(On Arizona looking any different than what has been seen previously) No, I don’t think so. Just because we know--been coaching against Coach (Bruce) Arians through the years, and Coach (Tom) Moore and those guys. They have a real style that they play, much like we do, where we try to keep it about our own self, and the way that we play. So we’re prepared in terms of their scheme, and what they do. Much like they did--we had this conversation when they went from Carson (Palmer) to Drew (Stanton), so that was in the same vein of that conversation, where it’s not a wholesale change.
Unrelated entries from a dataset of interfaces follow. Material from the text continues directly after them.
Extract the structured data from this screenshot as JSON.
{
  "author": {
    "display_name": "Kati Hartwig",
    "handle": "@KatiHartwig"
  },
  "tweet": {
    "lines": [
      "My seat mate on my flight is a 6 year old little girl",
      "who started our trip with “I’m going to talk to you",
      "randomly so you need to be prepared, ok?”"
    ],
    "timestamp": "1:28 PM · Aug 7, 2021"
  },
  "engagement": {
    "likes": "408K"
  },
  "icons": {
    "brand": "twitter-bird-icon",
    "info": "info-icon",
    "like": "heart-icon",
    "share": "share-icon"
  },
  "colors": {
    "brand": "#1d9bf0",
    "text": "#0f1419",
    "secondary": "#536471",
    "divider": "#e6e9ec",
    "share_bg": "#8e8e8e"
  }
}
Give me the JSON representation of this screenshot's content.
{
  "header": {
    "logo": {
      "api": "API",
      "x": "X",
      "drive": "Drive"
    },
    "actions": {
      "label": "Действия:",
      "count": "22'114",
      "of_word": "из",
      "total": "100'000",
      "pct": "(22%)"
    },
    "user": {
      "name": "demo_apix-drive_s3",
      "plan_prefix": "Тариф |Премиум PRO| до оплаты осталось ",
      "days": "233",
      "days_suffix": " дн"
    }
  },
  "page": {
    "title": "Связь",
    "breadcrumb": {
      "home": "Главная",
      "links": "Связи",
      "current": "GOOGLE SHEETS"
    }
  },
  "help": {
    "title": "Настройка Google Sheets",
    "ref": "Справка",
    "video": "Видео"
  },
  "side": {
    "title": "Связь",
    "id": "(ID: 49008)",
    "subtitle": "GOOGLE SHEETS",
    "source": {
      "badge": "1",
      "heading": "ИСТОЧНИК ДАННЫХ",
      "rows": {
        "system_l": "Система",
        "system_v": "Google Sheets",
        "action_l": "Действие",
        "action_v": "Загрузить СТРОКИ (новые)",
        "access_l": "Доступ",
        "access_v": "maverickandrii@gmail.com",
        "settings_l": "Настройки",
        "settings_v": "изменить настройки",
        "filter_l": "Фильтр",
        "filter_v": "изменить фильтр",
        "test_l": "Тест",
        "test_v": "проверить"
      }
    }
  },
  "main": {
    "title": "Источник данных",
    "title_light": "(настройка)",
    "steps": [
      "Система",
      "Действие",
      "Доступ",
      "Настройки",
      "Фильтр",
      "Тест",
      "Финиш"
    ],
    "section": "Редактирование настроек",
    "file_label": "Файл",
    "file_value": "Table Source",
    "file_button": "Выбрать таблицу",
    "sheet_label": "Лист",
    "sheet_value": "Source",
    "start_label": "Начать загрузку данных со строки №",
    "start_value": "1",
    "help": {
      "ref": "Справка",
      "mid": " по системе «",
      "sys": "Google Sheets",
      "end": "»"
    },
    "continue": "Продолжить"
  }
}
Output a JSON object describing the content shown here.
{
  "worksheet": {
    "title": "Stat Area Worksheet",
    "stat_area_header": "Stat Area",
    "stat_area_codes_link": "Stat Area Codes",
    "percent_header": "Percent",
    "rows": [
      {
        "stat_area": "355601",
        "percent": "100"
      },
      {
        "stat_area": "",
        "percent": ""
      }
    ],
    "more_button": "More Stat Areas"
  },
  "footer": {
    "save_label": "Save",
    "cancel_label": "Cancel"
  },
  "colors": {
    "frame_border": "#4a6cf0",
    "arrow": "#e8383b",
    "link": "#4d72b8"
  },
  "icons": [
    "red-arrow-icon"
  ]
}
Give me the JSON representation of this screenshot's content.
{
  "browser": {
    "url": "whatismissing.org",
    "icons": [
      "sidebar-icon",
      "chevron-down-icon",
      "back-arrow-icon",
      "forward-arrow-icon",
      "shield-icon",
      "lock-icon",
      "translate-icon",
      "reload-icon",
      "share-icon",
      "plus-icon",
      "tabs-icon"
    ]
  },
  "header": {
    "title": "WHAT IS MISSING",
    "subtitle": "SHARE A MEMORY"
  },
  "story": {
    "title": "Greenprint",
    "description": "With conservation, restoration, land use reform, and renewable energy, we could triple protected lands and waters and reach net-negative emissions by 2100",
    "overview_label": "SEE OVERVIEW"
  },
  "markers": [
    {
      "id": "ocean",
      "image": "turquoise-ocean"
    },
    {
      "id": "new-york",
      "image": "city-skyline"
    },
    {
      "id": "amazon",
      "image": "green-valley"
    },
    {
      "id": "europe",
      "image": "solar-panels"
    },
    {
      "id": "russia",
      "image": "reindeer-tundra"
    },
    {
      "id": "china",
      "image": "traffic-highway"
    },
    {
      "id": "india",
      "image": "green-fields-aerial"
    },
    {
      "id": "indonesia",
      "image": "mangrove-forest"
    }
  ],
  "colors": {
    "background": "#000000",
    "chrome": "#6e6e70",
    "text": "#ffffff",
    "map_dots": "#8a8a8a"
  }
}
And I think that’s true with most teams in the league unless they’re just a completely different style of player that would come in. Maybe they’ll feature that guy more, but certainly you have another capable guy coming in, playing in their system and historically, the guys have done well in that system.
(On Arizona having Larry Fitzgerald back changing things for Seattle) Not necessarily for us. We have a lot of regard and respect for him and the way that he plays. He’s a tremendous competitor, and he goes and seems like he can contest for all the balls. His catching radius is so long. So we know it’s the match up. Through the years going against him is a battle, but one of the guys we love going against, just from the competitive side of it.
(On watching clips on Fitzgerald) I think it’s easier to do it--you can throw--it’s kind of two different ways. One, from a personnel evaluation, you can look at okay, here’s the clips that he had, and get a sense for the player, and then, it’s way easier than to go back and to say ‘okay, let’s look at the stuff that he’s had while he’s been it’. But really going through the system if that makes sense. So there’s two different ways to go about it.
(On Arizona playing a backup quarterback) Whoever’s in, we’ll be ready to defend. And all the unique stuff they gain. He’s unique in his own way, but if that’s the route they want to go, we’ll be prepared to get on that road as well.
(On when K.J. Wright’s ability to play behind the typically show up) I’d probably say, for him, in the run game. Where a guy who plays on the end of the line most of the time, you can set the edge and take all the action going to you. Now when you step behind the ball, now you’re behind the guys, there’s a lot more that can happen with backs moving and tight ends moving so those instincts will come in to play where you can read it. Where at the end of the line, you’re really focused on the tackle, or the tight end to the back field, where behind the ball, there’s so much more that can go on, so I think his strengths are behind the ball. Although he can play seem because his body is long and strong enough to do it. He’s best for us, we think, behind the ball.
(On talking to Pete Carroll about aspirations of being head coach) I think one of the great parts of being part of this organization is with him is we look to him as a mentor and somebody that we learn from all the time. So just being part of this organization and watching the guy interact with the team, help develop the coaches, to help develop the players. He’s been a huge impact on the philosophy; coaching wise, philosophy wise, it’s a blast working him with him. It really is. The learning never stops. He’s always constantly challenging us; think of this two minute situation, think of this; and he’s often times putting us as coaches against each other in that scenario, where we do tons of 2 minute work, all the stuff that we do against each other, offensively and defensively; he’s constantly challenging us. One of the fun parts about being a coach on his staff.